**What to do**
All of the entries, apart from their pictures, are to be copied verbatim.

(Excerpts from an interface dataset)
· · · · · · ·

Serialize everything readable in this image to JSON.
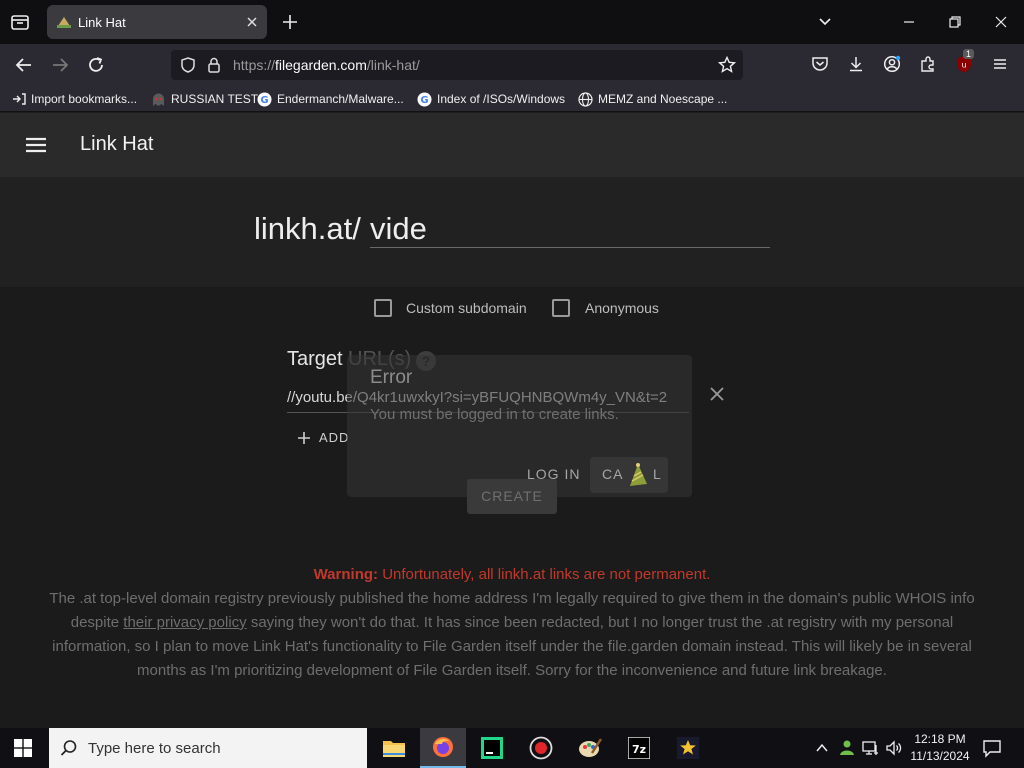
{
  "browser": {
    "tab_title": "Link Hat",
    "url_prefix": "https://",
    "url_host": "filegarden.com",
    "url_path": "/link-hat/",
    "extension_badge": "1",
    "bookmarks": [
      {
        "label": "Import bookmarks...",
        "icon": "import-icon"
      },
      {
        "label": "RUSSIAN TEST",
        "icon": "ghost-icon"
      },
      {
        "label": "Endermanch/Malware...",
        "icon": "google-icon"
      },
      {
        "label": "Index of /ISOs/Windows",
        "icon": "google-icon"
      },
      {
        "label": "MEMZ and Noescape ...",
        "icon": "globe-icon"
      }
    ]
  },
  "app": {
    "title": "Link Hat",
    "link_prefix": "linkh.at/",
    "link_slug": "vide",
    "custom_subdomain_label": "Custom subdomain",
    "anonymous_label": "Anonymous",
    "target_label": "Target",
    "target_label_faded": "URL(s)",
    "target_value": "//youtu.be/Q4kr1uwxkyI?si=yBFUQHNBQWm4y_VN&t=2",
    "add_label": "ADD",
    "create_label": "CREATE",
    "warning_prefix": "Warning:",
    "warning_text": "Unfortunately, all linkh.at links are not permanent.",
    "info_1a": "The .at top-level domain registry previously published the home address I'm legally required to give them in the domain's public WHOIS info",
    "info_2a": "despite ",
    "info_2_link": "their privacy policy",
    "info_2b": " saying they won't do that. It has since been redacted, but I no longer trust the .at registry with my personal",
    "info_3": "information, so I plan to move Link Hat's functionality to File Garden itself under the file.garden domain instead. This will likely be in several",
    "info_4": "months as I'm prioritizing development of File Garden itself. Sorry for the inconvenience and future link breakage."
  },
  "dialog": {
    "title": "Error",
    "message": "You must be logged in to create links.",
    "login_label": "LOG IN",
    "cancel_label_a": "CA",
    "cancel_label_b": "L"
  },
  "taskbar": {
    "search_placeholder": "Type here to search",
    "time": "12:18 PM",
    "date": "11/13/2024"
  },
  "colors": {
    "accent_red": "#c0392b",
    "app_bg": "#1b1b1b",
    "appbar_bg": "#2a2a2a"
  }
}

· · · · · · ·

**Worked solution**
Serialize everything readable in this image to JSON.
{
  "browser": {
    "tab_title": "Link Hat",
    "url_prefix": "https://",
    "url_host": "filegarden.com",
    "url_path": "/link-hat/",
    "extension_badge": "1",
    "bookmarks": [
      {
        "label": "Import bookmarks...",
        "icon": "import-icon"
      },
      {
        "label": "RUSSIAN TEST",
        "icon": "ghost-icon"
      },
      {
        "label": "Endermanch/Malware...",
        "icon": "google-icon"
      },
      {
        "label": "Index of /ISOs/Windows",
        "icon": "google-icon"
      },
      {
        "label": "MEMZ and Noescape ...",
        "icon": "globe-icon"
      }
    ]
  },
  "app": {
    "title": "Link Hat",
    "link_prefix": "linkh.at/",
    "link_slug": "vide",
    "custom_subdomain_label": "Custom subdomain",
    "anonymous_label": "Anonymous",
    "target_label": "Target",
    "target_label_faded": "URL(s)",
    "target_value": "//youtu.be/Q4kr1uwxkyI?si=yBFUQHNBQWm4y_VN&t=2",
    "add_label": "ADD",
    "create_label": "CREATE",
    "warning_prefix": "Warning:",
    "warning_text": "Unfortunately, all linkh.at links are not permanent.",
    "info_1a": "The .at top-level domain registry previously published the home address I'm legally required to give them in the domain's public WHOIS info",
    "info_2a": "despite ",
    "info_2_link": "their privacy policy",
    "info_2b": " saying they won't do that. It has since been redacted, but I no longer trust the .at registry with my personal",
    "info_3": "information, so I plan to move Link Hat's functionality to File Garden itself under the file.garden domain instead. This will likely be in several",
    "info_4": "months as I'm prioritizing development of File Garden itself. Sorry for the inconvenience and future link breakage."
  },
  "dialog": {
    "title": "Error",
    "message": "You must be logged in to create links.",
    "login_label": "LOG IN",
    "cancel_label_a": "CA",
    "cancel_label_b": "L"
  },
  "taskbar": {
    "search_placeholder": "Type here to search",
    "time": "12:18 PM",
    "date": "11/13/2024"
  },
  "colors": {
    "accent_red": "#c0392b",
    "app_bg": "#1b1b1b",
    "appbar_bg": "#2a2a2a"
  }
}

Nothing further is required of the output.